Every other Wednesday, I celebrate the Eucharist in the crypt chapel of St Bride's, Fleet Street. This Wren church, with its famous wedding-cake steeple, was built after the Great Fire (and rebuilt yet again after being extensively damaged in the Blitz) on the footprint of its medieval predecessor - which had itself overlaid and replaced five other buildings going back as far as the sixth century. In the crypt, which is now far below street level, you are surrounded by the relics of these former churches - isolated outcrops and abutments of ancient stone which will have echoed to the timeless rhythm of masses offered by our earliest ancestors in the faith. Indeed you are, in a sense, surrounded by the ancestors themselves, since the crypt was used for burials for centuries until 1854.
|The Crypt Chapel, St Bride's, Fleet Street|
The altar is an ancient table, half-charred and planted on a huge tombstone. To its south side is a tiny niche in the stonework in which the priest can sit silently and all but unobserved as he awaits the lunchtime faithful. I use these few minutes to say a preparatory prayer or two; and to formulate mentally some words of introduction. When there is a festival or other commemoration, these words often take the form of a brief reflection on the saint's life and its significance for us on (or under) the streets of 21st century London.
Today's commemoration (or "lesser festival" to give it its formal appellation) was of Margaret of Scotland, a ninth century Anglo-Saxon noblewoman who fled England for Scotland at the Norman conquest, and subsequently married the Scottish king. She is thought to have lived a life of great piety and philanthropy, caring for the poor and reforming religious houses. The little biography provided by the Anglican altar book used for the celebration of such festivals, Exciting Holiness, says of Margaret that she "seemed to influence for good all with whom she came into contact". This sounds rather bland, even saccharine, at first sight; but that does not characterise these usually nicely-judged and economical summaries. So I am happy to assume that, as far as we can know 1000 years on, it must actually be true.
|St Margaret feeding orphans|
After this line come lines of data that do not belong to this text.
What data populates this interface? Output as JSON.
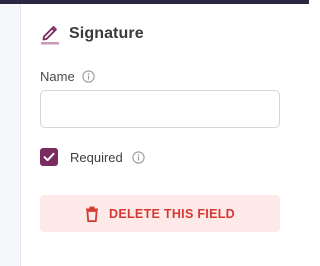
{
  "section": {
    "title": "Signature",
    "icon": "pencil-icon",
    "accent_color": "#7a2b60"
  },
  "name_field": {
    "label": "Name",
    "value": "",
    "placeholder": "",
    "info_icon": "info-icon"
  },
  "required": {
    "label": "Required",
    "checked": true,
    "info_icon": "info-icon"
  },
  "delete_button": {
    "label": "DELETE THIS FIELD",
    "icon": "trash-icon",
    "color": "#d43a35",
    "background": "#fde9e8"
  }
}
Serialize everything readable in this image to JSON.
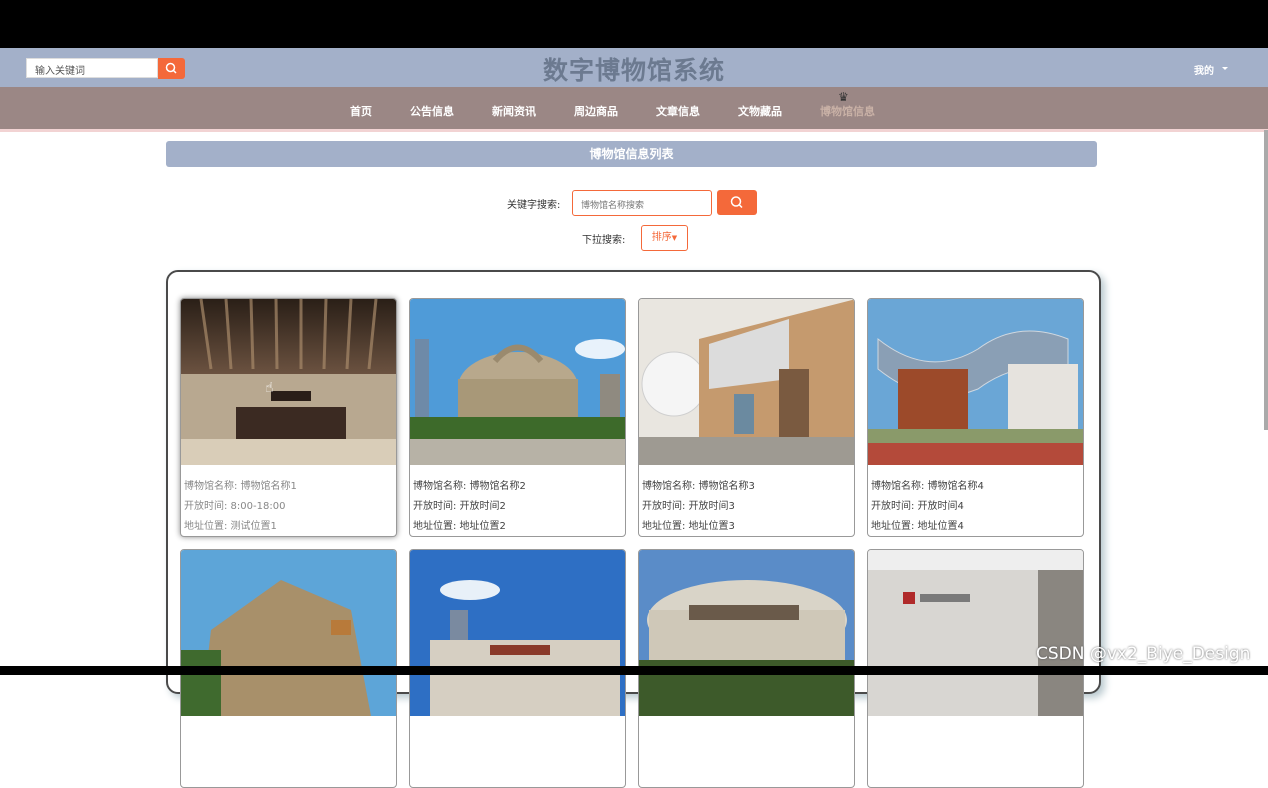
{
  "header": {
    "search_placeholder": "输入关键词",
    "title": "数字博物馆系统",
    "user_menu": "我的"
  },
  "nav": {
    "items": [
      "首页",
      "公告信息",
      "新闻资讯",
      "周边商品",
      "文章信息",
      "文物藏品",
      "博物馆信息"
    ],
    "active_index": 6
  },
  "section": {
    "title": "博物馆信息列表"
  },
  "filters": {
    "keyword_label": "关键字搜索:",
    "keyword_placeholder": "博物馆名称搜索",
    "dropdown_label": "下拉搜索:",
    "sort_label": "排序"
  },
  "museums": [
    {
      "name": "博物馆名称: 博物馆名称1",
      "hours": "开放时间: 8:00-18:00",
      "address": "地址位置: 测试位置1"
    },
    {
      "name": "博物馆名称: 博物馆名称2",
      "hours": "开放时间: 开放时间2",
      "address": "地址位置: 地址位置2"
    },
    {
      "name": "博物馆名称: 博物馆名称3",
      "hours": "开放时间: 开放时间3",
      "address": "地址位置: 地址位置3"
    },
    {
      "name": "博物馆名称: 博物馆名称4",
      "hours": "开放时间: 开放时间4",
      "address": "地址位置: 地址位置4"
    }
  ],
  "watermark": "CSDN @vx2_Biye_Design",
  "colors": {
    "accent": "#f4693a",
    "header_bg": "#a3b0c9",
    "nav_bg": "#9b8785"
  }
}
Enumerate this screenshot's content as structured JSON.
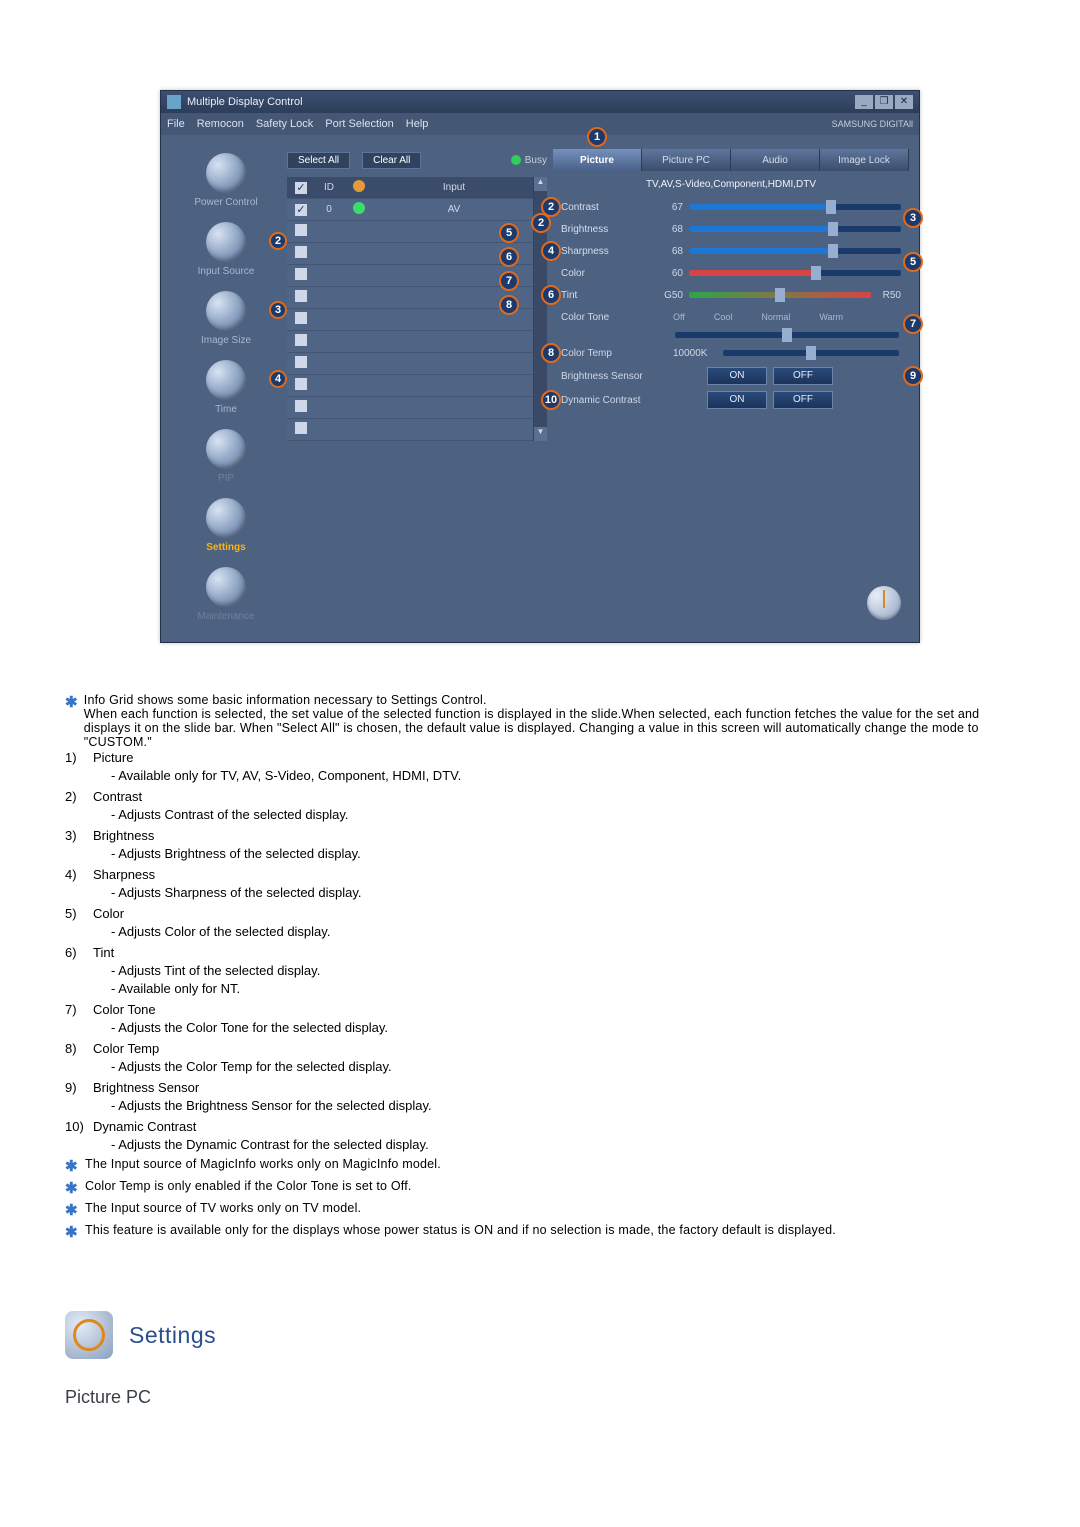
{
  "app": {
    "title": "Multiple Display Control",
    "brand": "SAMSUNG DIGITAll"
  },
  "win": {
    "min": "_",
    "max": "❐",
    "close": "✕"
  },
  "menu": [
    "File",
    "Remocon",
    "Safety Lock",
    "Port Selection",
    "Help"
  ],
  "sidenav": {
    "items": [
      {
        "label": "Power Control"
      },
      {
        "label": "Input Source"
      },
      {
        "label": "Image Size"
      },
      {
        "label": "Time"
      },
      {
        "label": "PIP"
      },
      {
        "label": "Settings"
      },
      {
        "label": "Maintenance"
      }
    ]
  },
  "selrow": {
    "select_all": "Select All",
    "clear_all": "Clear All",
    "busy": "Busy"
  },
  "list": {
    "header": {
      "id": "ID",
      "input": "Input"
    },
    "rows": [
      {
        "checked": true,
        "id": "0",
        "status": "green",
        "input": "AV"
      },
      {
        "checked": false,
        "id": "",
        "status": "",
        "input": ""
      },
      {
        "checked": false,
        "id": "",
        "status": "",
        "input": ""
      },
      {
        "checked": false,
        "id": "",
        "status": "",
        "input": ""
      },
      {
        "checked": false,
        "id": "",
        "status": "",
        "input": ""
      },
      {
        "checked": false,
        "id": "",
        "status": "",
        "input": ""
      },
      {
        "checked": false,
        "id": "",
        "status": "",
        "input": ""
      },
      {
        "checked": false,
        "id": "",
        "status": "",
        "input": ""
      },
      {
        "checked": false,
        "id": "",
        "status": "",
        "input": ""
      },
      {
        "checked": false,
        "id": "",
        "status": "",
        "input": ""
      },
      {
        "checked": false,
        "id": "",
        "status": "",
        "input": ""
      }
    ]
  },
  "tabs": [
    "Picture",
    "Picture PC",
    "Audio",
    "Image Lock"
  ],
  "panel": {
    "subheader": "TV,AV,S-Video,Component,HDMI,DTV",
    "contrast": {
      "label": "Contrast",
      "value": "67",
      "pct": 67
    },
    "brightness": {
      "label": "Brightness",
      "value": "68",
      "pct": 68
    },
    "sharpness": {
      "label": "Sharpness",
      "value": "68",
      "pct": 68
    },
    "color": {
      "label": "Color",
      "value": "60",
      "pct": 60
    },
    "tint": {
      "label": "Tint",
      "left": "G50",
      "right": "R50",
      "pct": 50
    },
    "colortone": {
      "label": "Color Tone",
      "options": [
        "Off",
        "Cool",
        "Normal",
        "Warm"
      ],
      "pct": 50
    },
    "colortemp": {
      "label": "Color Temp",
      "value": "10000K",
      "pct": 50
    },
    "brightness_sensor": {
      "label": "Brightness Sensor",
      "on": "ON",
      "off": "OFF"
    },
    "dynamic_contrast": {
      "label": "Dynamic Contrast",
      "on": "ON",
      "off": "OFF"
    }
  },
  "explain": {
    "intro": "Info Grid shows some basic information necessary to Settings Control.",
    "intro_more": "When each function is selected, the set value of the selected function is displayed in the slide.When selected, each function fetches the value for the set and displays it on the slide bar. When \"Select All\" is chosen, the default value is displayed. Changing a value in this screen will automatically change the mode to \"CUSTOM.\"",
    "items": [
      {
        "n": "1)",
        "title": "Picture",
        "lines": [
          "- Available only for TV, AV, S-Video, Component, HDMI, DTV."
        ]
      },
      {
        "n": "2)",
        "title": "Contrast",
        "lines": [
          "- Adjusts Contrast of the selected display."
        ]
      },
      {
        "n": "3)",
        "title": "Brightness",
        "lines": [
          "- Adjusts Brightness of the selected display."
        ]
      },
      {
        "n": "4)",
        "title": "Sharpness",
        "lines": [
          "- Adjusts Sharpness of the selected display."
        ]
      },
      {
        "n": "5)",
        "title": "Color",
        "lines": [
          "- Adjusts Color of the selected display."
        ]
      },
      {
        "n": "6)",
        "title": "Tint",
        "lines": [
          "- Adjusts Tint of the selected display.",
          "- Available  only for NT."
        ]
      },
      {
        "n": "7)",
        "title": "Color Tone",
        "lines": [
          "- Adjusts the Color Tone for the selected display."
        ]
      },
      {
        "n": "8)",
        "title": "Color Temp",
        "lines": [
          "- Adjusts the Color Temp for the selected display."
        ]
      },
      {
        "n": "9)",
        "title": "Brightness Sensor",
        "lines": [
          "- Adjusts the Brightness Sensor for the selected display."
        ]
      },
      {
        "n": "10)",
        "title": "Dynamic Contrast",
        "lines": [
          "- Adjusts the Dynamic Contrast for the selected display."
        ]
      }
    ],
    "notes": [
      "The Input source of MagicInfo works only on MagicInfo model.",
      "Color Temp is only enabled if the Color Tone is set to Off.",
      "The Input source of TV works only on TV model.",
      "This feature is available only for the displays whose power status is ON and if no selection is made, the factory default is displayed."
    ]
  },
  "section": {
    "title": "Settings",
    "sub": "Picture PC"
  },
  "callouts": {
    "c1": "1",
    "c2": "2",
    "c3": "3",
    "c4": "4",
    "c5": "5",
    "c6": "6",
    "c7": "7",
    "c8": "8",
    "c9": "9",
    "c10": "10"
  }
}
Influencing for good all with whom one comes into contact is indeed a holy gift. We perhaps all know or have known someone who seems positively to radiate goodness; a person in whom we can detect no hint of selfishness or malice; and who in the eyes of the cynic, seems too good to be true. None of us can be without sin, without flaw, since that is our inheritance. Christians believe that perfection can be attained only by the grace of God, and perhaps never in this life. Yet there are people who seem to approach it: not just peacemakers or philanthropists; not just those who are remembered for their good deeds or wise words - although all these and more surely have more than their "fair" share of holiness. They are those who have been given such a measure of inner goodness that it cannot help but overflow like some healing salve. They are those in whose faces we seem to see - albeit through a glass, darkly - a reflection of Christ himself.